On The Road to Kampala
A busy and long week starting with last Sunday. There were 4 more baptisms at our Bar Dege dependent branch on Sunday. That's 8 in two weeks and these are wonderfully committed new members. That unit will become an official branch a week from this coming Sunday.
Pam and I attended the Gulu Branch Sunday. There were 135 in attendance at Sacrament meeting and 20 of those were investigators. The meetings were as fine as one would find anywhere. Sacrament meeting was conducted perfectly and with great dignity. The Sunday School lesson and priesthood lesson were doctinally sound and powerful. Primary was a challenge as there are 50 little children attending and no teachers other than the Primary President. Pam assisted as best she could but you can only imagine the chaos. She will be working with the Primary President and Branch President to get an add'l teacher or two called.
I met Walter after church. He joined the Church in 1992...one of the very first converts to the Church in Uganda. Taught the priesthood lesson...very powerful testimony.
My auto driving is coming along. Haven't killed anyone yet but have come close. I continue to get into the car on the wrong side and sometimes turn onto a new street on the wrong side of the road...which is really no big deal because travel on the roads here is complete chaos. Not a soul honked at me as I went forwards, then backwards a few times to edge my way between two cars to eventually get into the correct lane.
Big break through on our first Saturday here. We are walking to lunch and come up to a half dozen cute little girls. We are high-fiving, laughing together and I teach them the Alabama Fight song...verse by verse. They are singing at the top of their voices and laughing all along. Then I taught them to say "Roll Tide". They screamed at the top of their lungs. It was a glorious day!
We left Monday for Kampala (6 hour drive) with the Woods who are leaving Thur nite for the states, having completed their mission. Below you will find some pics of the road trip...both to and fro.
While in Kampala we met with Stake President Jimmy Carter Okot...the first stake president in Uganda. It appears another one or two stakes may be created before too long and that number of stakes and members makes the Kampala area large enough to staff a temple.
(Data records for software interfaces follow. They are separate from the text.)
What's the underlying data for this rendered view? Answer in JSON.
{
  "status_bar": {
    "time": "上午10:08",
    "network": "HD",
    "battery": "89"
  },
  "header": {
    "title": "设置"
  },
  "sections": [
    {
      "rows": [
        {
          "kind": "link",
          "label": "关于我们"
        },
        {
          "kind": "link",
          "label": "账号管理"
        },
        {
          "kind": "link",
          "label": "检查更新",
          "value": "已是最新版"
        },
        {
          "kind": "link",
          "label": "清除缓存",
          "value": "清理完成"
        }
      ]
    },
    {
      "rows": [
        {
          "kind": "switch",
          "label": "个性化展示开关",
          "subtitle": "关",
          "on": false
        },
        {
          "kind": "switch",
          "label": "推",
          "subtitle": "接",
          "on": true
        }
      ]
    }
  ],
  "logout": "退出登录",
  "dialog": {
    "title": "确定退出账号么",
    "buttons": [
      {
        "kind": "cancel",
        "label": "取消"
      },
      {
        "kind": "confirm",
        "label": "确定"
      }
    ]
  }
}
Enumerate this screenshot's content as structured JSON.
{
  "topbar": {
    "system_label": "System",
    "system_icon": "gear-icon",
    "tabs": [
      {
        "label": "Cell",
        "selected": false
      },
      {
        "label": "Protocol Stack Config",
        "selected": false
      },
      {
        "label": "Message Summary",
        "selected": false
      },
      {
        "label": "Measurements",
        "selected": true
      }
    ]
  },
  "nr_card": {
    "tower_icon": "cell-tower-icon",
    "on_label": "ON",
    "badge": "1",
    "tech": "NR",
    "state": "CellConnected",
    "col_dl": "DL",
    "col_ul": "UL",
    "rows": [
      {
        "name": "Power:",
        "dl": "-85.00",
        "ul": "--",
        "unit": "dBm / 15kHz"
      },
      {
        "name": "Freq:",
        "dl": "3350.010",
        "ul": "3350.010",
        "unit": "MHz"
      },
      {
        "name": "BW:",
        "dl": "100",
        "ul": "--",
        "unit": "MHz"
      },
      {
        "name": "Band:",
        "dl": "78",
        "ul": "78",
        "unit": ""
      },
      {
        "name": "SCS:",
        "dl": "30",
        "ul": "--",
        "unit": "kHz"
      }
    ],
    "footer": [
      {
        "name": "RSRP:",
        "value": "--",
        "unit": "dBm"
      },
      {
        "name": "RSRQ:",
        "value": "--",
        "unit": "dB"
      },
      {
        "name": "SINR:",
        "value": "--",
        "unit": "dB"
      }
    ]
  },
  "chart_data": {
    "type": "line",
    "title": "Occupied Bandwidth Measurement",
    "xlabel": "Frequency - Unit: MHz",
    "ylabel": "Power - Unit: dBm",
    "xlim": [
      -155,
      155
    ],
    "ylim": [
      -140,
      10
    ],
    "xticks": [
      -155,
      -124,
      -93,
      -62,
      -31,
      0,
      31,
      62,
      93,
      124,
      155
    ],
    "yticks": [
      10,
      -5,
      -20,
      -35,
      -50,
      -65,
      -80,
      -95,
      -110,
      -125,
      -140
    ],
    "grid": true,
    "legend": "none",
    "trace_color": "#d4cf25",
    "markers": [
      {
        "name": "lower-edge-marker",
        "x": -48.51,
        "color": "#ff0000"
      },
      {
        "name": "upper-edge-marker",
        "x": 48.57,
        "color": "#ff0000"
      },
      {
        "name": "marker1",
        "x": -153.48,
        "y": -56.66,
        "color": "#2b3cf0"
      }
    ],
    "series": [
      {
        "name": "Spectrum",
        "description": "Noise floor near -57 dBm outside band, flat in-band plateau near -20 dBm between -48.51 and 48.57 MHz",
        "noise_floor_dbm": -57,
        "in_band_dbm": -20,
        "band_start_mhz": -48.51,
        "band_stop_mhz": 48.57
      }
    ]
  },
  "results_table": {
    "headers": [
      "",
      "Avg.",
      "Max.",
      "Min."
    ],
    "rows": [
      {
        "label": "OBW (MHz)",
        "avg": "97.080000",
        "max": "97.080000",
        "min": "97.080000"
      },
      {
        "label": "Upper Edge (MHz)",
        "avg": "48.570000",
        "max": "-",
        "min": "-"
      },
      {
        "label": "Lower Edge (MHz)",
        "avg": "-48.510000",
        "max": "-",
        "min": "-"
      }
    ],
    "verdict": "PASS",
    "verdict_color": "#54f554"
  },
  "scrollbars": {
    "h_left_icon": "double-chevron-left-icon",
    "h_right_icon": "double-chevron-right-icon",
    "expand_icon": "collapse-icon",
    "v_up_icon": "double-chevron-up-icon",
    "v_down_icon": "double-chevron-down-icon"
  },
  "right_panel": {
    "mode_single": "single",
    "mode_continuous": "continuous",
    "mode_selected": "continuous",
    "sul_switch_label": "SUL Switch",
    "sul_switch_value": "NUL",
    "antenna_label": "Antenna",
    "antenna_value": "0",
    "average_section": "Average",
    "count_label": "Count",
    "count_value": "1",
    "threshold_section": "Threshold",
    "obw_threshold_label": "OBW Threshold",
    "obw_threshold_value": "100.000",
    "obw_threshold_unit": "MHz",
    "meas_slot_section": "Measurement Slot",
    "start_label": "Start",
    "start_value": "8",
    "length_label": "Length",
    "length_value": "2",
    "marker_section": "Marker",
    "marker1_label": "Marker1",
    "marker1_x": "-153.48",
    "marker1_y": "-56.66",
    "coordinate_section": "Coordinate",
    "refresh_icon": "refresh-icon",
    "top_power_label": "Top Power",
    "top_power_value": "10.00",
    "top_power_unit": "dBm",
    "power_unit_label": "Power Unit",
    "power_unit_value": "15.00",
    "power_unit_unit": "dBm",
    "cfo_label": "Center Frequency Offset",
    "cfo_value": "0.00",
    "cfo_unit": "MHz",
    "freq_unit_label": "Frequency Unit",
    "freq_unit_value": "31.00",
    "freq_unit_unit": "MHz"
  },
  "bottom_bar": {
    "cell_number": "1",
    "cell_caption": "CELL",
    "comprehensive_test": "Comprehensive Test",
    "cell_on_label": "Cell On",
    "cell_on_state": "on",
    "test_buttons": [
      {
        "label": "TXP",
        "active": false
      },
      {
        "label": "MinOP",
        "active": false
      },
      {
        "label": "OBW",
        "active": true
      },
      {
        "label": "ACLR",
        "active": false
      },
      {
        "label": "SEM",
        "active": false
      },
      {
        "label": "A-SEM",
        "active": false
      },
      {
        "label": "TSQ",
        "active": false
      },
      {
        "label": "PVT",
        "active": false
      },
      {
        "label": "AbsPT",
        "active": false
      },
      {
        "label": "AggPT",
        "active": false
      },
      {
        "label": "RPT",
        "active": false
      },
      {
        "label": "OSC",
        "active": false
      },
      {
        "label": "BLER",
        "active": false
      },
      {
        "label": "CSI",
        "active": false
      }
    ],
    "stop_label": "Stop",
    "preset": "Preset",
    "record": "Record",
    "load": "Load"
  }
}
Wouldn't that be great.
As it is, Johannesburg Temple is 2000 miles away.
Had an oil and filter change while in Kampala...$52
A miracle yesterday as we were shopping for groceries in Kampala to bring back home to Gulu. I dropped Pam off at the grocery store, parked the car, paid a security guard to watch it as we already had a ton of groceries in it from a prior stop to the store. I wondered around the strip mall for about 20 minutes, came back to the grocery store and noticed that when Pam pulled some items out of the car to return to the store, she also removed our laptop bag which also contained my ipad. There it was sitting on the curb of the parking lot where anyone could have picked it up. It was as if it was entirely invisible to anyone but me. So fortunate!
Pam was in another grocery later that day. As she was leaving a fellow asked for receipt to verify she had paid for her items. Pam, thinking he said, would you like to have a drink of alcohol (because he's standing next to a free taste table/display, says "no thank you." He explained he had to see her receipt. When she finally understood what he was asking, she apologized and said she thought he was offering her a sip of liquor. He then explained.."Oh no, I see your tag on your blouse (our missionary tag for The Church of Jesus Christ of Latter-Day Saints). I know you do not drink. I would never offer you people alcohol. Just goes to show that the Church is getting well established here in many ways and people are beginning to understand what we stand for. After 40 years in the Church I still have friends offering me coffee and tea, knowing I don't drink it.
This morning, Fri, Pam and I were walking the neighborhood. We stopped to talk to some local residents who were hoeing their lawns in preparation for okra and g-nuts (peanuts)...g-nuts cause the grow in the g round, if you get it. We have young men preparing to serve missions and need money for clothes, passports, immu, etc. One neighbor agreed to let me have one of our young men to help him till and weed and plant seeds for which I will pay the prospective missionary. We don't give money to these young men but have them earn what they can. Part of changing the culture of our members and teaching them industry, independence and thrift.